This is the kind of well-intentioned aesthetic mishmash that ironically emerges not from too little thought but from a great deal of it that got caught up in itself. Cooper’s actors commit fully, whether to streaking themselves in mud before battle or to a series of half-martial, half-dance-y transitions (the choreography is by Erika Chong Shuch), but they can’t prevent a feeling of diffusion from creeping through the proceedings. Try as they might, they can’t prevent that deadening sense of safety that so often afflicts stagings of Shakespeare’s war plays, either. Much is effortful here, but nothing is scary. Nothing jerks us forward to the edge of our seats — least of all the murder of Cinna, which is so dutifully, meticulously prepared for by the actors (lay out the plastic, pour out the blood, wait for Molk to strip down to his boxers) that it reads less as a massacre than as a group effort not to make a mess.

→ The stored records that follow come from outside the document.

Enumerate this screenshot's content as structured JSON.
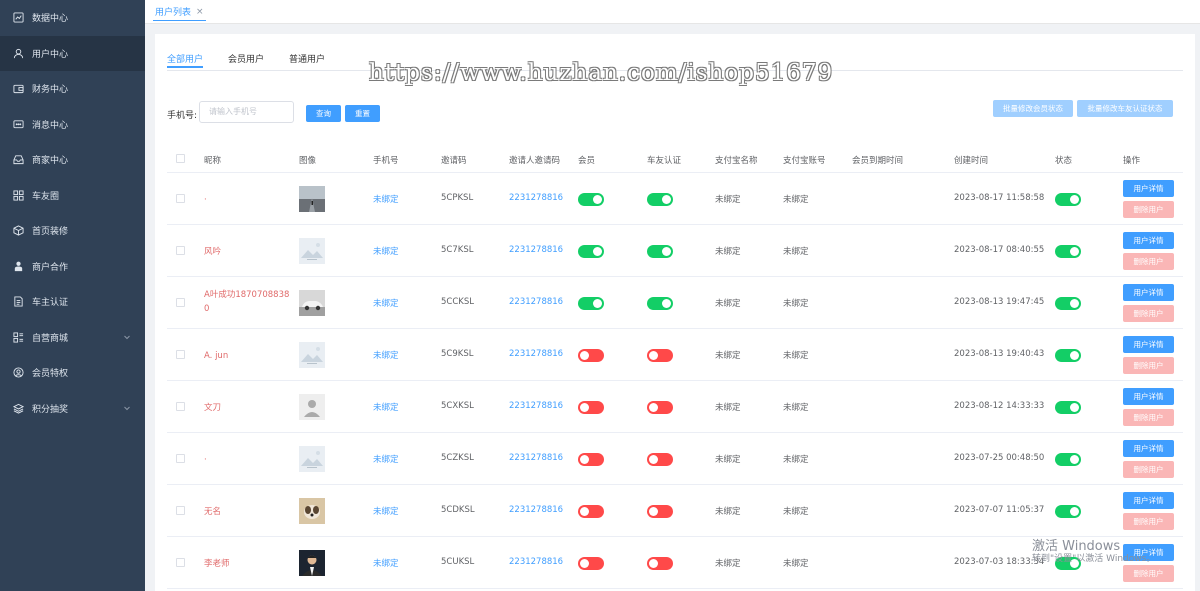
{
  "sidebar": {
    "items": [
      {
        "label": "数据中心",
        "icon": "chart-icon",
        "active": false
      },
      {
        "label": "用户中心",
        "icon": "user-icon",
        "active": true
      },
      {
        "label": "财务中心",
        "icon": "wallet-icon",
        "active": false
      },
      {
        "label": "消息中心",
        "icon": "message-icon",
        "active": false
      },
      {
        "label": "商家中心",
        "icon": "inbox-icon",
        "active": false
      },
      {
        "label": "车友圈",
        "icon": "grid-icon",
        "active": false
      },
      {
        "label": "首页装修",
        "icon": "box-icon",
        "active": false
      },
      {
        "label": "商户合作",
        "icon": "person-icon",
        "active": false
      },
      {
        "label": "车主认证",
        "icon": "document-icon",
        "active": false
      },
      {
        "label": "自营商城",
        "icon": "apps-icon",
        "active": false,
        "has_children": true
      },
      {
        "label": "会员特权",
        "icon": "user-circle-icon",
        "active": false
      },
      {
        "label": "积分抽奖",
        "icon": "layers-icon",
        "active": false,
        "has_children": true
      }
    ]
  },
  "tabs_view": {
    "active_tab": "用户列表",
    "close_glyph": "×"
  },
  "watermark": "https://www.huzhan.com/ishop51679",
  "subtabs": [
    "全部用户",
    "会员用户",
    "普通用户"
  ],
  "filter": {
    "label": "手机号:",
    "placeholder": "请输入手机号",
    "search_label": "查询",
    "reset_label": "重置",
    "batch_member_label": "批量修改会员状态",
    "batch_auth_label": "批量修改车友认证状态"
  },
  "table": {
    "headers": [
      "昵称",
      "图像",
      "手机号",
      "邀请码",
      "邀请人邀请码",
      "会员",
      "车友认证",
      "支付宝名称",
      "支付宝账号",
      "会员到期时间",
      "创建时间",
      "状态",
      "操作"
    ],
    "detail_label": "用户详情",
    "delete_label": "删除用户",
    "rows": [
      {
        "nickname": "·",
        "avatar": "road-photo",
        "phone": "未绑定",
        "invite_code": "5CPKSL",
        "inviter_code": "2231278816",
        "member": true,
        "auth": true,
        "alipay_name": "未绑定",
        "alipay_account": "未绑定",
        "expire": "",
        "created": "2023-08-17 11:58:58",
        "status": true
      },
      {
        "nickname": "风吟",
        "avatar": "placeholder-image",
        "phone": "未绑定",
        "invite_code": "5C7KSL",
        "inviter_code": "2231278816",
        "member": true,
        "auth": true,
        "alipay_name": "未绑定",
        "alipay_account": "未绑定",
        "expire": "",
        "created": "2023-08-17 08:40:55",
        "status": true
      },
      {
        "nickname": "A叶成功18707088380",
        "avatar": "car-photo",
        "phone": "未绑定",
        "invite_code": "5CCKSL",
        "inviter_code": "2231278816",
        "member": true,
        "auth": true,
        "alipay_name": "未绑定",
        "alipay_account": "未绑定",
        "expire": "",
        "created": "2023-08-13 19:47:45",
        "status": true
      },
      {
        "nickname": "A. jun",
        "avatar": "placeholder-image",
        "phone": "未绑定",
        "invite_code": "5C9KSL",
        "inviter_code": "2231278816",
        "member": false,
        "auth": false,
        "alipay_name": "未绑定",
        "alipay_account": "未绑定",
        "expire": "",
        "created": "2023-08-13 19:40:43",
        "status": true
      },
      {
        "nickname": "文刀",
        "avatar": "default-person",
        "phone": "未绑定",
        "invite_code": "5CXKSL",
        "inviter_code": "2231278816",
        "member": false,
        "auth": false,
        "alipay_name": "未绑定",
        "alipay_account": "未绑定",
        "expire": "",
        "created": "2023-08-12 14:33:33",
        "status": true
      },
      {
        "nickname": "·",
        "avatar": "placeholder-image",
        "phone": "未绑定",
        "invite_code": "5CZKSL",
        "inviter_code": "2231278816",
        "member": false,
        "auth": false,
        "alipay_name": "未绑定",
        "alipay_account": "未绑定",
        "expire": "",
        "created": "2023-07-25 00:48:50",
        "status": true
      },
      {
        "nickname": "无名",
        "avatar": "dog-photo",
        "phone": "未绑定",
        "invite_code": "5CDKSL",
        "inviter_code": "2231278816",
        "member": false,
        "auth": false,
        "alipay_name": "未绑定",
        "alipay_account": "未绑定",
        "expire": "",
        "created": "2023-07-07 11:05:37",
        "status": true
      },
      {
        "nickname": "李老师",
        "avatar": "man-photo",
        "phone": "未绑定",
        "invite_code": "5CUKSL",
        "inviter_code": "2231278816",
        "member": false,
        "auth": false,
        "alipay_name": "未绑定",
        "alipay_account": "未绑定",
        "expire": "",
        "created": "2023-07-03 18:33:34",
        "status": true
      }
    ]
  },
  "os_watermark": {
    "line1": "激活 Windows",
    "line2": "转到\"设置\"以激活 Windows。"
  },
  "colors": {
    "sidebar_bg": "#304156",
    "sidebar_active": "#263445",
    "primary": "#409eff",
    "switch_on": "#13ce66",
    "switch_off": "#ff4949",
    "nickname": "#e06a6a"
  }
}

What keeps us engaged are a few individual actors punching through the hodgepodge and grabbing the text by the throat. Stephen Michael Spencer is an excellent Caska, the conspirator whose jokey affect disguises the viciousness of a hungry dog. Surly and grounded, with hard, staring eyes and a bullying humor that makes him feel like a dangerous Jack Black, Spencer is out there doing the Lord’s work — he’s listening with his whole body and breezily, assertively making the text his own. Beside him is Barret O’Brien as a creeping, pensive Decius Brutus, the conspirator whose well-placed flattery convinces Caesar to defy bad omens and show up at the Capitol on the fateful day. In one of the production’s strongest moments, Mark Bedard also makes a poignant impression as the conspirator Trebonius: In the moments after Caesar’s murder, Cooper smartly undermines the bloody gang, allowing a feeling of awful hesitancy to ripple through the room. Though they rally themselves back into a united front, exiting with a chant of “Liberty! Freedom! Tyranny is dead!,” the palpable thought hanging in the air is more clearly something along the lines of “We’ve made a huge mistake,” and with no one is this ugly sense of vertigo more pronounced than Bedard.

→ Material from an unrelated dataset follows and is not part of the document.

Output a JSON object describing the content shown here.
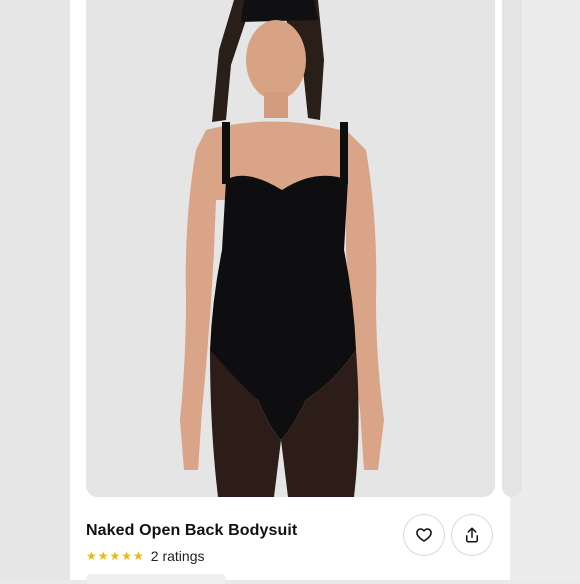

It’s a pity then that the main players leave us relatively cold. Matthew Amendt is putting plenty of force into the “lean and hungry” Cassius, but for long stretches of the text he gets caught up in playing a tone rather than driving into the specific meaning of each line. Sisto’s Caesar is stately and avuncular but doesn’t give us much sense of what Cooper makes of the role, and though Jordan Barbour’s Mark Antony is sufficiently smooth-tongued, he is, by definition, not there to wrench our hearts: Like Henry V, he’s a ruthless tactician disguised as a hail-fellow-well-met populist (beware the Shakespearean orator who claims to be a “plain blunt man”). He’s got to have a heart-wrenching Brutus as his foil, and here, Cooper and Dirden fall into a standard Brutus trap — they make the play’s real center all reason with hardly any internal turmoil. It’s the danger of taking the character’s avowed philosophy of Stoicism too much at its word. Brutus is a study for both Hamlet and Macbeth: He’s as intelligent, as in touch with his conscience, and as tortured as either of them, before the deed and after it. “Between the acting of a dreadful thing / And the first motion, all the interim is / Like a phantasma, or a hideous dream,” Brutus reflects on the eve of the murder. “ … And the state of man, / Like to a little kingdom, suffers then / The nature of an insurrection.” Brutus is at war with himself — the Tragedy in the play’s full title is far more his than Caesar’s — and yet Dirden remains largely a creature of intellect. In that, his Brutus becomes a kind of stand-in for the production itself: Clearly full of thought and good-faith effort, yet somehow disconnected, fighting a fight that never reaches our guts.

Julius Caesar is at Theatre for a New Audience through April 28.

Theater Review: A Julius Caesar That’s All Noble Ideas